Please restate the entries verbatim. The copy should hold no pictures.

[Data entries]
◇ ◇ ◇ ◇ ◇
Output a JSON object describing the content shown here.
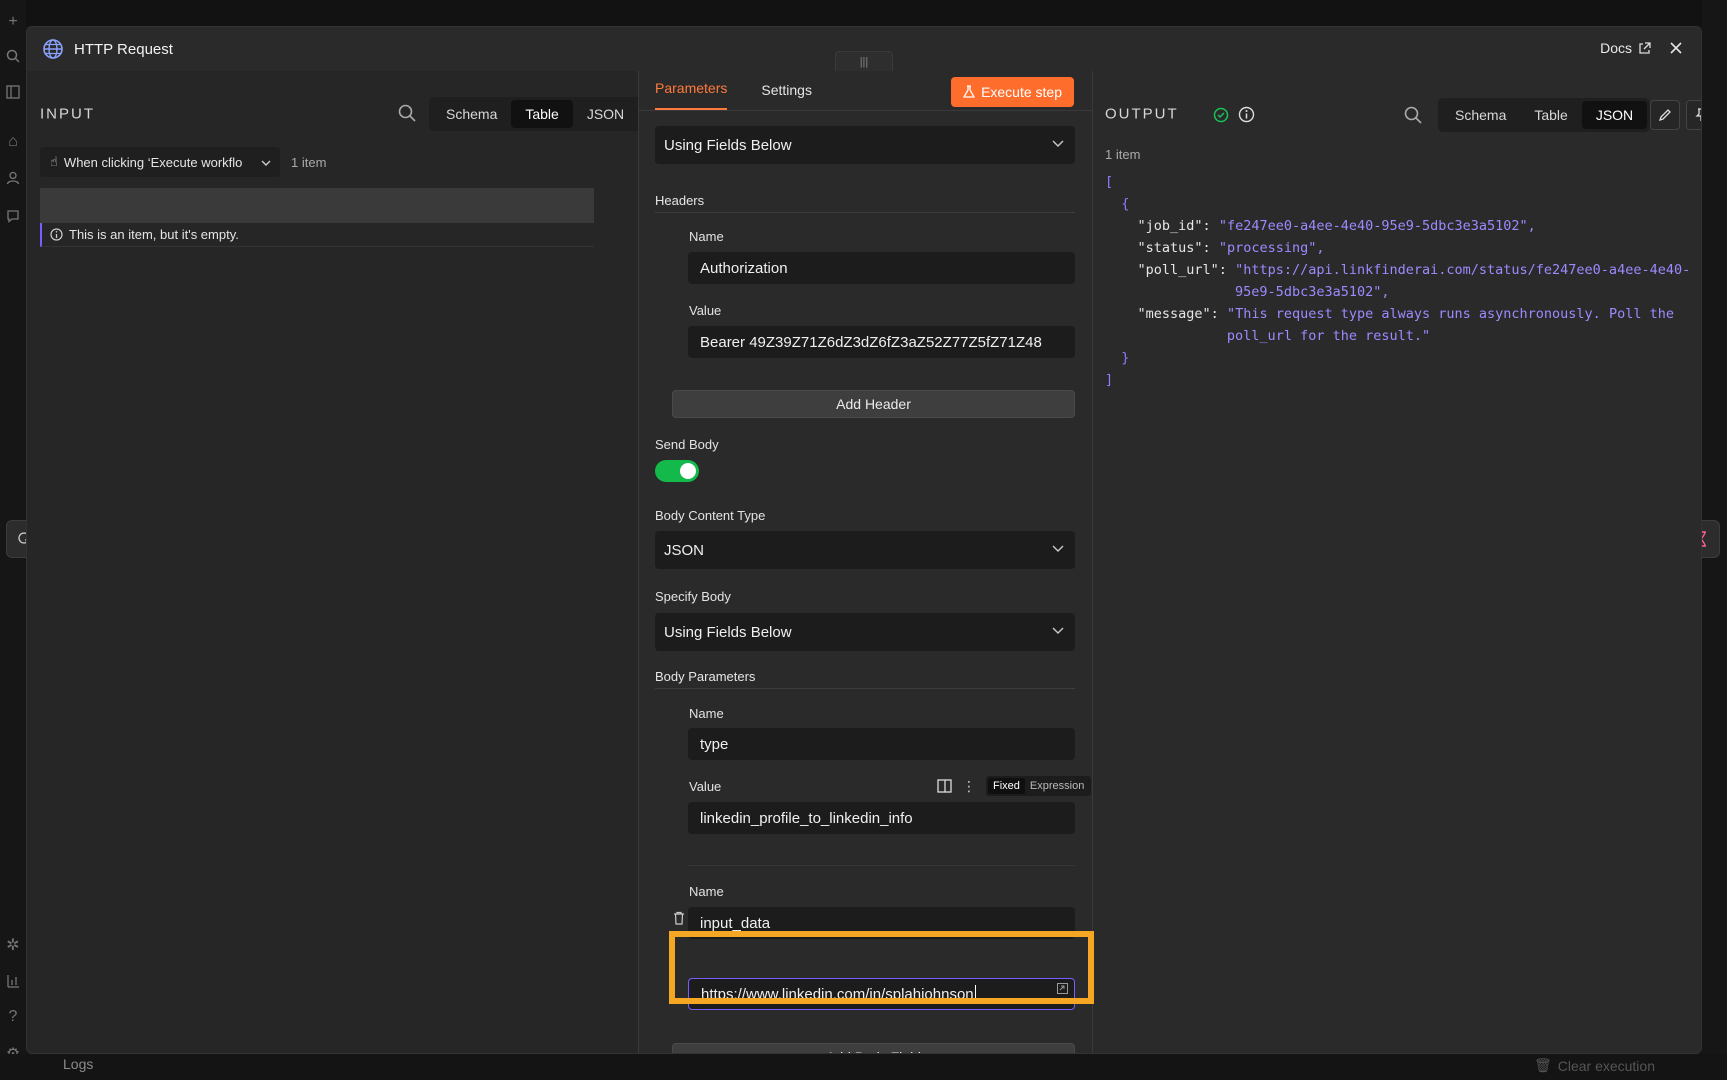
{
  "modal": {
    "title": "HTTP Request",
    "docs_label": "Docs"
  },
  "input": {
    "label": "INPUT",
    "views": [
      "Schema",
      "Table",
      "JSON"
    ],
    "active_view": "Table",
    "trigger": "When clicking ‘Execute workflo",
    "item_count": "1 item",
    "empty_message": "This is an item, but it's empty."
  },
  "params": {
    "tabs": [
      "Parameters",
      "Settings"
    ],
    "execute_label": "Execute step",
    "specify_headers_value": "Using Fields Below",
    "headers_title": "Headers",
    "header_name_label": "Name",
    "header_name_value": "Authorization",
    "header_value_label": "Value",
    "header_value_value": "Bearer 49Z39Z71Z6dZ3dZ6fZ3aZ52Z77Z5fZ71Z48",
    "add_header_label": "Add Header",
    "send_body_label": "Send Body",
    "body_content_type_label": "Body Content Type",
    "body_content_type_value": "JSON",
    "specify_body_label": "Specify Body",
    "specify_body_value": "Using Fields Below",
    "body_params_title": "Body Parameters",
    "body_param1_name_label": "Name",
    "body_param1_name_value": "type",
    "body_param1_value_label": "Value",
    "body_param1_value_value": "linkedin_profile_to_linkedin_info",
    "fixed_label": "Fixed",
    "expression_label": "Expression",
    "body_param2_name_label": "Name",
    "body_param2_name_value": "input_data",
    "body_param2_value_value": "https://www.linkedin.com/in/splahjohnson",
    "add_body_field_label": "Add Body Field"
  },
  "output": {
    "label": "OUTPUT",
    "views": [
      "Schema",
      "Table",
      "JSON"
    ],
    "active_view": "JSON",
    "item_count": "1 item",
    "json": {
      "job_id_key": "\"job_id\":",
      "job_id_val": "\"fe247ee0-a4ee-4e40-95e9-5dbc3e3a5102\",",
      "status_key": "\"status\":",
      "status_val": "\"processing\",",
      "poll_url_key": "\"poll_url\":",
      "poll_url_val1": "\"https://api.linkfinderai.com/status/fe247ee0-a4ee-4e40-",
      "poll_url_val2": "95e9-5dbc3e3a5102\",",
      "message_key": "\"message\":",
      "message_val1": "\"This request type always runs asynchronously. Poll the",
      "message_val2": "poll_url for the result.\""
    }
  },
  "footer": {
    "logs_label": "Logs",
    "clear_execution_label": "Clear execution"
  },
  "colors": {
    "accent": "#ff6d2d",
    "toggle_on": "#13b94a",
    "highlight": "#f5a623",
    "focus": "#7a5cff"
  }
}
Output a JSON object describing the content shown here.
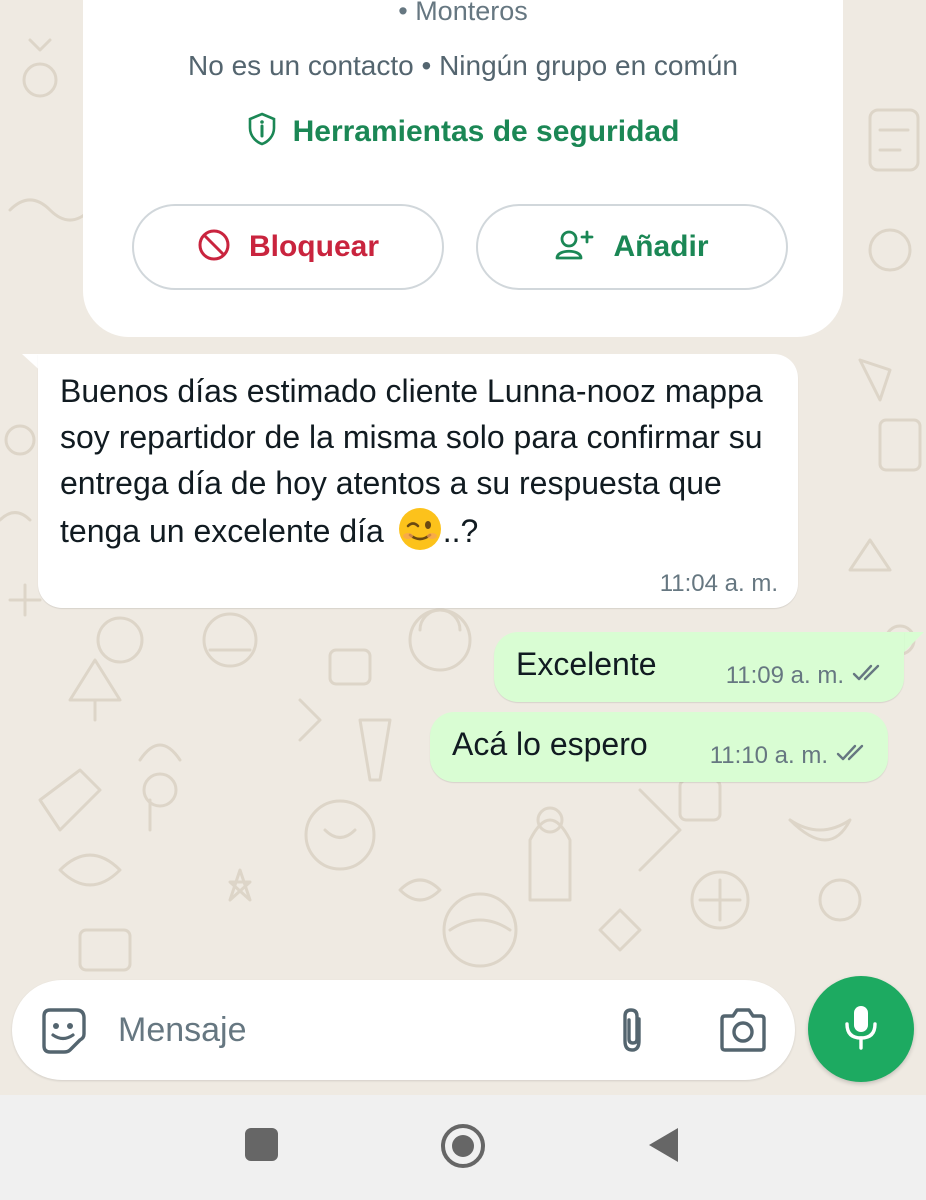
{
  "contact_card": {
    "partial_top_text": "• Monteros",
    "status_line": "No es un contacto • Ningún grupo en común",
    "safety_tools_label": "Herramientas de seguridad",
    "safety_icon": "shield-info-icon",
    "block_label": "Bloquear",
    "block_icon": "block-icon",
    "add_label": "Añadir",
    "add_icon": "add-person-icon"
  },
  "messages": [
    {
      "direction": "incoming",
      "text": "Buenos días estimado cliente Lunna-nooz mappa soy repartidor de la misma solo para confirmar su entrega día de hoy atentos a su respuesta que tenga un excelente día",
      "emoji": "winking-face",
      "suffix": "..?",
      "time": "11:04 a. m."
    },
    {
      "direction": "outgoing",
      "text": "Excelente",
      "time": "11:09 a. m.",
      "status": "read"
    },
    {
      "direction": "outgoing",
      "text": "Acá lo espero",
      "time": "11:10 a. m.",
      "status": "read"
    }
  ],
  "composer": {
    "placeholder": "Mensaje",
    "sticker_icon": "sticker-icon",
    "attach_icon": "paperclip-icon",
    "camera_icon": "camera-icon",
    "mic_icon": "microphone-icon"
  },
  "nav_bar": {
    "icons": [
      "recents-icon",
      "home-icon",
      "back-icon"
    ]
  },
  "colors": {
    "chat_background": "#efeae2",
    "outgoing_bubble": "#d9fdd3",
    "accent_green": "#1b8755",
    "mic_green": "#1daa61",
    "block_red": "#c9243e"
  }
}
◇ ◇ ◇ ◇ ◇
Task response:
Output a JSON object describing the content shown here.
{
  "modal": {
    "title": "HTTP Request",
    "docs_label": "Docs"
  },
  "input": {
    "label": "INPUT",
    "views": [
      "Schema",
      "Table",
      "JSON"
    ],
    "active_view": "Table",
    "trigger": "When clicking ‘Execute workflo",
    "item_count": "1 item",
    "empty_message": "This is an item, but it's empty."
  },
  "params": {
    "tabs": [
      "Parameters",
      "Settings"
    ],
    "execute_label": "Execute step",
    "specify_headers_value": "Using Fields Below",
    "headers_title": "Headers",
    "header_name_label": "Name",
    "header_name_value": "Authorization",
    "header_value_label": "Value",
    "header_value_value": "Bearer 49Z39Z71Z6dZ3dZ6fZ3aZ52Z77Z5fZ71Z48",
    "add_header_label": "Add Header",
    "send_body_label": "Send Body",
    "body_content_type_label": "Body Content Type",
    "body_content_type_value": "JSON",
    "specify_body_label": "Specify Body",
    "specify_body_value": "Using Fields Below",
    "body_params_title": "Body Parameters",
    "body_param1_name_label": "Name",
    "body_param1_name_value": "type",
    "body_param1_value_label": "Value",
    "body_param1_value_value": "linkedin_profile_to_linkedin_info",
    "fixed_label": "Fixed",
    "expression_label": "Expression",
    "body_param2_name_label": "Name",
    "body_param2_name_value": "input_data",
    "body_param2_value_value": "https://www.linkedin.com/in/splahjohnson",
    "add_body_field_label": "Add Body Field"
  },
  "output": {
    "label": "OUTPUT",
    "views": [
      "Schema",
      "Table",
      "JSON"
    ],
    "active_view": "JSON",
    "item_count": "1 item",
    "json": {
      "job_id_key": "\"job_id\":",
      "job_id_val": "\"fe247ee0-a4ee-4e40-95e9-5dbc3e3a5102\",",
      "status_key": "\"status\":",
      "status_val": "\"processing\",",
      "poll_url_key": "\"poll_url\":",
      "poll_url_val1": "\"https://api.linkfinderai.com/status/fe247ee0-a4ee-4e40-",
      "poll_url_val2": "95e9-5dbc3e3a5102\",",
      "message_key": "\"message\":",
      "message_val1": "\"This request type always runs asynchronously. Poll the",
      "message_val2": "poll_url for the result.\""
    }
  },
  "footer": {
    "logs_label": "Logs",
    "clear_execution_label": "Clear execution"
  },
  "colors": {
    "accent": "#ff6d2d",
    "toggle_on": "#13b94a",
    "highlight": "#f5a623",
    "focus": "#7a5cff"
  }
}
Output a JSON object describing the content shown here.
{
  "contact_card": {
    "partial_top_text": "• Monteros",
    "status_line": "No es un contacto • Ningún grupo en común",
    "safety_tools_label": "Herramientas de seguridad",
    "safety_icon": "shield-info-icon",
    "block_label": "Bloquear",
    "block_icon": "block-icon",
    "add_label": "Añadir",
    "add_icon": "add-person-icon"
  },
  "messages": [
    {
      "direction": "incoming",
      "text": "Buenos días estimado cliente Lunna-nooz mappa soy repartidor de la misma solo para confirmar su entrega día de hoy atentos a su respuesta que tenga un excelente día",
      "emoji": "winking-face",
      "suffix": "..?",
      "time": "11:04 a. m."
    },
    {
      "direction": "outgoing",
      "text": "Excelente",
      "time": "11:09 a. m.",
      "status": "read"
    },
    {
      "direction": "outgoing",
      "text": "Acá lo espero",
      "time": "11:10 a. m.",
      "status": "read"
    }
  ],
  "composer": {
    "placeholder": "Mensaje",
    "sticker_icon": "sticker-icon",
    "attach_icon": "paperclip-icon",
    "camera_icon": "camera-icon",
    "mic_icon": "microphone-icon"
  },
  "nav_bar": {
    "icons": [
      "recents-icon",
      "home-icon",
      "back-icon"
    ]
  },
  "colors": {
    "chat_background": "#efeae2",
    "outgoing_bubble": "#d9fdd3",
    "accent_green": "#1b8755",
    "mic_green": "#1daa61",
    "block_red": "#c9243e"
  }
}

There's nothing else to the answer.